I have some of my own baggage attached to spirituality. From my earliest memories, I knew that it was risky to talk about spirituality. It was sure to mark you as strange or crazy, or get you into trouble. I don’t even know how or where I learned this—maybe at school among my classmates? There was something embarrassing, or dangerous, or profoundly broken with the idea of speaking about this realm.
But in my immediate family, it was just the opposite. Spirituality was an ever-present force. My father didn’t just believe in God, he was in love with God. He had called out to God, and experienced an answer. It filled his life like a contagious fire. A spark of that fire ignited in my heart, too.
I was hungry for this burning love. But I was also afraid of what other people would think of me. How often do we deny our own deep experience to gain social acceptance? It seemed to me that most people outside my family said they believed in God, but they didn’t really expect anything to come of it. So I learned to keep certain things hidden—especially the solitary and mysterious experiences of longing or feeling loved.
Because I was a child growing up Catholic, I fit my experience into the stories I learned, the beliefs that were given to me. It was safer to talk in the language of belief, rather than to reveal my feelings. Later, those beliefs were challenged by my experience, and my journey brought me into a very different place. My beliefs got turned upside down, in order for me to be true to my experience. But that fire of burning love kept re-igniting.
Today, when I venture inside my own heart, I still experience deep longings, these hungers that feel almost like pain, or sometimes like restlessness. It is difficult to feel this and I am tempted to read a book, or find something else that might fill up that empty place. But instead of escaping or fixing it, I invite myself to try to be present with it. I breathe into the longing and let myself experience the hunger. Is this what it means to become friends with my burning? I accept the feelings of my heart just as they are. I connect with the experience of my deeper self.

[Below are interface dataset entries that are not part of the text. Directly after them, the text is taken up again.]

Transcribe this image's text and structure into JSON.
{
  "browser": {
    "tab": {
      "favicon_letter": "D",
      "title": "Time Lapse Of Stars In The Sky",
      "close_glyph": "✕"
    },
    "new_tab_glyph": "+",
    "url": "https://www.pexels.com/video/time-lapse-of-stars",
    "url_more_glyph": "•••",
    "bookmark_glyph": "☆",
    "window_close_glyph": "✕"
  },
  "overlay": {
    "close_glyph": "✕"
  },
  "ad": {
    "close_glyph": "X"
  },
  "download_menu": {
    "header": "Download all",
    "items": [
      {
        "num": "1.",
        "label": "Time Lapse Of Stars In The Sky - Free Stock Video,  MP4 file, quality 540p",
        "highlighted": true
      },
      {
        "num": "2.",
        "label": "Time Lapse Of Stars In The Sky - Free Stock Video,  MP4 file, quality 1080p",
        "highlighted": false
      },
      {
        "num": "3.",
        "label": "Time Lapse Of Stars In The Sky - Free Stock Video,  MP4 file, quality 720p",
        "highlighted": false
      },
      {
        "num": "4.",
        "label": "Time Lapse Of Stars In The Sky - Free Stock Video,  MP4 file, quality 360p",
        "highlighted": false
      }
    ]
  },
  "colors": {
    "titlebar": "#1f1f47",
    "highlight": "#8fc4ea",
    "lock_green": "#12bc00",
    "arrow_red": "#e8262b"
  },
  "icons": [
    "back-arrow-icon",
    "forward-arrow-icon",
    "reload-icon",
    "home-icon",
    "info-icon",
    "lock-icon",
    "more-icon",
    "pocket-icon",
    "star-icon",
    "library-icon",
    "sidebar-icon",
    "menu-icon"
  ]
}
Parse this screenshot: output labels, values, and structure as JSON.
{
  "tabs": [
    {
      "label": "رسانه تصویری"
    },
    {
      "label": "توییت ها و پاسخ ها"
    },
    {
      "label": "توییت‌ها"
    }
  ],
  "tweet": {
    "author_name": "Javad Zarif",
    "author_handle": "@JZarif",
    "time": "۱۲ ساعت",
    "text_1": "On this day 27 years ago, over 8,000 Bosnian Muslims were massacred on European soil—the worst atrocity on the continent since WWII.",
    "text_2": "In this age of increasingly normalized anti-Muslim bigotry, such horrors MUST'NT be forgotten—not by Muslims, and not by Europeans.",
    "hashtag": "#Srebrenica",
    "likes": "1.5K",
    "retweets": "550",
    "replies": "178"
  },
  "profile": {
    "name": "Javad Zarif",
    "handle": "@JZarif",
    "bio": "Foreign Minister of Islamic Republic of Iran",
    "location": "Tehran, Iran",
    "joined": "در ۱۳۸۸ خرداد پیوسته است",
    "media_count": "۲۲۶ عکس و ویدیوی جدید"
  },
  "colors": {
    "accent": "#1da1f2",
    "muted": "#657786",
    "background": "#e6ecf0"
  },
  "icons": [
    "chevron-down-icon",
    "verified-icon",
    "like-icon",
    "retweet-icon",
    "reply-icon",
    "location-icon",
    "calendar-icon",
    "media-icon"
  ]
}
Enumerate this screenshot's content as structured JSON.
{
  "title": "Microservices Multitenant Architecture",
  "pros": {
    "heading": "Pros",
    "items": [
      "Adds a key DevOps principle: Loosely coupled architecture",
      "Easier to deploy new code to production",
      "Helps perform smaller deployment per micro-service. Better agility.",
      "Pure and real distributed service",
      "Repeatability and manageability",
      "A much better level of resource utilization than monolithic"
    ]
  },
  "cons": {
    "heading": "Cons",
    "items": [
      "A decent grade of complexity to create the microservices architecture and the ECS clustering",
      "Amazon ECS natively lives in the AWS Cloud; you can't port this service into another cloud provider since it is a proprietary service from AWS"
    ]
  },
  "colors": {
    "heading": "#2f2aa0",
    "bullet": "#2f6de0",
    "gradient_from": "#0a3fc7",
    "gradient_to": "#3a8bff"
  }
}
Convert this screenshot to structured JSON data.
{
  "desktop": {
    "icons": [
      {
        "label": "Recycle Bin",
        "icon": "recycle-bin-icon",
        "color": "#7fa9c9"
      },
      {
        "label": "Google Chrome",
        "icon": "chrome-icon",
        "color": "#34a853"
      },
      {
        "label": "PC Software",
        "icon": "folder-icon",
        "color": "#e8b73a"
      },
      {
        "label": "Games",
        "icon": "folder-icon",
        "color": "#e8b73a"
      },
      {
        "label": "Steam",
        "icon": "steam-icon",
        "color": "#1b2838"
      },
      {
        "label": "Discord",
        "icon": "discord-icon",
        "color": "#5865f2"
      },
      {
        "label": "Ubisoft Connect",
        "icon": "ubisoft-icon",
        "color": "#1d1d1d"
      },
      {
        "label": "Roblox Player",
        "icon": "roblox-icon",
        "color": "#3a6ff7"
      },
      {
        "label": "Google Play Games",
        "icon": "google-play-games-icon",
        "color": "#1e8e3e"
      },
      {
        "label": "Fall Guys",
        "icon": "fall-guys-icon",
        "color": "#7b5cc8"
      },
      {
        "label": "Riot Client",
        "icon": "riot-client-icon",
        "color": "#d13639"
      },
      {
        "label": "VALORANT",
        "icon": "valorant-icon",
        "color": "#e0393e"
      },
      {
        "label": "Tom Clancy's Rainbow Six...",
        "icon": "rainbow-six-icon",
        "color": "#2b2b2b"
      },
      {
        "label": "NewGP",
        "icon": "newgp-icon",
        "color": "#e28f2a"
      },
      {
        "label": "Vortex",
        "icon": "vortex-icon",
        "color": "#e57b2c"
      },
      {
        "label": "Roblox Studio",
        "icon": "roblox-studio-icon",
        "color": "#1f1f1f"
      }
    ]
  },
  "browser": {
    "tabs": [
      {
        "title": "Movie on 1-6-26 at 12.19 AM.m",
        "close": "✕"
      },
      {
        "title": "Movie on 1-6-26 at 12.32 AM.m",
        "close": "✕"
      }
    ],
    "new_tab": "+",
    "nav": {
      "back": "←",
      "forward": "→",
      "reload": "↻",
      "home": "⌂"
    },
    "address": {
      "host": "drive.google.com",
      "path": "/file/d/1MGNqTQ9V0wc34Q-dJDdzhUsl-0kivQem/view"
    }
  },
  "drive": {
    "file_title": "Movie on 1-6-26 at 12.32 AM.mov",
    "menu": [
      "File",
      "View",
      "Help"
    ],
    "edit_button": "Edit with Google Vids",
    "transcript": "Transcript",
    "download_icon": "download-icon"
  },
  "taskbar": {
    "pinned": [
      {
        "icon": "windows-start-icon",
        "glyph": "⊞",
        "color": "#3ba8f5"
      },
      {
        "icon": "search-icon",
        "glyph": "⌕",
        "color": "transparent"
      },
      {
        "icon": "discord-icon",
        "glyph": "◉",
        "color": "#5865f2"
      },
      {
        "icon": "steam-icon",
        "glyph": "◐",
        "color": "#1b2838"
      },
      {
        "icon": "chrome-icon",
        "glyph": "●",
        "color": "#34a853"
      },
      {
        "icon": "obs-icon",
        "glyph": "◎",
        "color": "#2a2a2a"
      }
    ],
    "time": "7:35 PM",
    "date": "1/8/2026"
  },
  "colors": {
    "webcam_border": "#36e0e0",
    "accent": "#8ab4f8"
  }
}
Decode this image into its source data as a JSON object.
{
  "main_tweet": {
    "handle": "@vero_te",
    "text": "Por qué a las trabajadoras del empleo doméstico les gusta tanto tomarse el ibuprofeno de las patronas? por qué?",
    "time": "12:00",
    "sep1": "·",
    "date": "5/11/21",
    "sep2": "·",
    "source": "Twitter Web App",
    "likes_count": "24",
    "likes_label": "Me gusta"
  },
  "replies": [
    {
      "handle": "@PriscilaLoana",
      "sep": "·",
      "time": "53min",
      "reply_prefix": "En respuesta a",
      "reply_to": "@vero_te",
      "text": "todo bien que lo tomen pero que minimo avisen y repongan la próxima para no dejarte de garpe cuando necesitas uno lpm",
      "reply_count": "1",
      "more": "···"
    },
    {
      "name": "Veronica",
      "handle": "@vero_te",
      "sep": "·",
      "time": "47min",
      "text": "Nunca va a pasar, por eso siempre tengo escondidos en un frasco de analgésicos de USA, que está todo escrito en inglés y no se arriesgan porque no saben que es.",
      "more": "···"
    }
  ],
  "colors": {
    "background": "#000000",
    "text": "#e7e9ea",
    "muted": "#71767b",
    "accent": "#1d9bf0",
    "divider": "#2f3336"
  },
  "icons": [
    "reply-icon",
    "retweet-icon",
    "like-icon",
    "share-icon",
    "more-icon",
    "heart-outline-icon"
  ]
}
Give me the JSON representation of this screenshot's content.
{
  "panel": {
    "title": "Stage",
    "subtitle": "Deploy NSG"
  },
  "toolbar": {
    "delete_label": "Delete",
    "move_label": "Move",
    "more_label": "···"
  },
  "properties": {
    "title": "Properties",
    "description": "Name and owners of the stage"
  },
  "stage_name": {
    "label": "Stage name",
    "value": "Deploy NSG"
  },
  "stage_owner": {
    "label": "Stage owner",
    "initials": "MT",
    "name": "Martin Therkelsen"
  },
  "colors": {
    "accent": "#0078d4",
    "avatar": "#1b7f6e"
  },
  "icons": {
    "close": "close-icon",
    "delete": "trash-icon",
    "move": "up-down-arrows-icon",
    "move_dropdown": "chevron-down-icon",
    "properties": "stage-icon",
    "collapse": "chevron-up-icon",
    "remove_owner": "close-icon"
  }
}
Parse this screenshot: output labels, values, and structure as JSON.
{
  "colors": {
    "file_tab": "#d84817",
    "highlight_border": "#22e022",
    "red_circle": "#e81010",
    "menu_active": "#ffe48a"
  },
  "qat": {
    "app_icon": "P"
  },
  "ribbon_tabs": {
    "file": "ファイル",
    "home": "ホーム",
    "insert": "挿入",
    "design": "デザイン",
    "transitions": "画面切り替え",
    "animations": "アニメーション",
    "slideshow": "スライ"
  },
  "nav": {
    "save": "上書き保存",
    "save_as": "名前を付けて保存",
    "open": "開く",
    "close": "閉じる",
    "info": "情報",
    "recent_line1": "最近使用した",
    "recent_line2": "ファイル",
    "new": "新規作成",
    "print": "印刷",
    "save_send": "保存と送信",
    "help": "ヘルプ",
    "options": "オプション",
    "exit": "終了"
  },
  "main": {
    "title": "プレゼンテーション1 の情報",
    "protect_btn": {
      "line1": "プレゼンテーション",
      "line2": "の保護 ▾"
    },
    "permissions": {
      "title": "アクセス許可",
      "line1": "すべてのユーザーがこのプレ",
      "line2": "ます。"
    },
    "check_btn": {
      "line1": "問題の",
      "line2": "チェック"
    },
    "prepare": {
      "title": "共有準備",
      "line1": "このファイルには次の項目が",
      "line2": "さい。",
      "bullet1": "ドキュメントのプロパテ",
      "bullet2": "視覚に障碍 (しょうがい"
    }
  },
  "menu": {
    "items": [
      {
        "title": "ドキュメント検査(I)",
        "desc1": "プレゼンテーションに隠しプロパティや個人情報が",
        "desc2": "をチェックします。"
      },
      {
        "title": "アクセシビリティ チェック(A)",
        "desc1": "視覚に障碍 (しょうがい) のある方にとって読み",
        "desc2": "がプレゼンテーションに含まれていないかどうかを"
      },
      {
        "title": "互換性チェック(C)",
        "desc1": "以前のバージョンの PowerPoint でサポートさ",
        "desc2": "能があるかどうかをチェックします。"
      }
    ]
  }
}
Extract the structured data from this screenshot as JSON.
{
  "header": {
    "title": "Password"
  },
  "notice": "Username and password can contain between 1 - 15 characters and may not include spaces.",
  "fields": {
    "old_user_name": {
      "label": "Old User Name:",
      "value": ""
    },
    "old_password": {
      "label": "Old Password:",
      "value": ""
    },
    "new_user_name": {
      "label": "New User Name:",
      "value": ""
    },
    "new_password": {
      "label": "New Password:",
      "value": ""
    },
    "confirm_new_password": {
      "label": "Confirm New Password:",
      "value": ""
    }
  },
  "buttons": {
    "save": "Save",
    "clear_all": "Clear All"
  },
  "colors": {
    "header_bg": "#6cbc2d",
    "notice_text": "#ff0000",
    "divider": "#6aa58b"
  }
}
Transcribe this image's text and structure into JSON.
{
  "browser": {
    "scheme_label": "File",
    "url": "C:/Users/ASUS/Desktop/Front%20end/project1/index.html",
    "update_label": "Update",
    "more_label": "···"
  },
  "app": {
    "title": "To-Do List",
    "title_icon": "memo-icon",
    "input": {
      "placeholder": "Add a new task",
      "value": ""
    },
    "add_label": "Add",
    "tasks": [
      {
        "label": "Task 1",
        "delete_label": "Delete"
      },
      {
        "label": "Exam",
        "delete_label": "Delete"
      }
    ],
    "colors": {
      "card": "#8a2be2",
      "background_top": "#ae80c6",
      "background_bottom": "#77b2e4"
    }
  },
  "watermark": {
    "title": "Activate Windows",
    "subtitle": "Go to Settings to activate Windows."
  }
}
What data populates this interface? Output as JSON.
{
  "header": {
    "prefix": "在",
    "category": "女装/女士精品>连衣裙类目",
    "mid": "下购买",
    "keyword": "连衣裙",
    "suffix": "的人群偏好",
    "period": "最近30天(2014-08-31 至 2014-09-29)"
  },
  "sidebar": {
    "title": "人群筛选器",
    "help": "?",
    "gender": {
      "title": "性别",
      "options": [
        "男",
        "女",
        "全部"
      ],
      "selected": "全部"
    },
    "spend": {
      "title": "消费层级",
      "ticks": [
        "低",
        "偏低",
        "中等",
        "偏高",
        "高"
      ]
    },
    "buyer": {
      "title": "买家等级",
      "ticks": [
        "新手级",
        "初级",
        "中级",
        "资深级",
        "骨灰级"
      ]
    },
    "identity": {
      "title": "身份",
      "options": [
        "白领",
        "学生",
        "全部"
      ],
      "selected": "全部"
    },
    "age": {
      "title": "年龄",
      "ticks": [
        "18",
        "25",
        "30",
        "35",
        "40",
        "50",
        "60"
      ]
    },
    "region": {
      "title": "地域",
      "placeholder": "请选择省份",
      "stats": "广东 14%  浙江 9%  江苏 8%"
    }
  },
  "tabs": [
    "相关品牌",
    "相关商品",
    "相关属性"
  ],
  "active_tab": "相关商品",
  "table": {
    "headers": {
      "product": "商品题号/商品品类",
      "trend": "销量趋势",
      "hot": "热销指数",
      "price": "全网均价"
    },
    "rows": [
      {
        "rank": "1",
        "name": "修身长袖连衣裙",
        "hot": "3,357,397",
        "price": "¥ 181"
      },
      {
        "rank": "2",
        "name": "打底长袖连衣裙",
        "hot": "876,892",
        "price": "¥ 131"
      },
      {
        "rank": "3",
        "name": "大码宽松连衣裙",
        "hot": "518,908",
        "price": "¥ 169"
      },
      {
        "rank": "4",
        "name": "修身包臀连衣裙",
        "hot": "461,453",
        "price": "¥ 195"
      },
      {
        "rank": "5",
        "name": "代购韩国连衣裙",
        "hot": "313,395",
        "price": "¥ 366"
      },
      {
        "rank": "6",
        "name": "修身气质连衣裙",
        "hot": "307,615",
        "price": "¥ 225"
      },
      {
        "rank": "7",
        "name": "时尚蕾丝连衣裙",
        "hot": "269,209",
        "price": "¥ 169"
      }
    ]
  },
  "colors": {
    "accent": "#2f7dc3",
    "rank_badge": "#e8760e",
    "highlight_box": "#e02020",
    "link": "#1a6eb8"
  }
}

Perhaps that is all that happens. But sometimes, something else happens too. My heart opens up, the emptiness becomes a doorway, and I fall into a larger awareness. I feel the earth, the sky, the wind. I feel joined to everything. I find answers to questions and guidance when I face a crossroads. I feel held in the arms of tenderness. I feel that I have come home. Sometimes, as Rumi says,
Something opens our wings
Something makes boredom and hurt disappear
Someone fills the cup in front of us
We taste only sacredness.
This has been my experience of spiritual awakening. Hunger itself becomes a doorway into sacredness, into feeling connection beyond my aloneness. Does it matter, on any particular day, whether I feel longing or feel love? Whether I feel questions or feel answers? The Buddhist mystics would say no. What matters is that I am becoming conscious. Vietnamese Buddhist teacher, Thich Nhat Hanh, says,
Take some time to notice what is brewing in your heart. Do you feel a sense of emptiness? A sense of connection? Do you feel questions? Don’t try to change anything, just become aware of what you are carrying in your heart in this moment.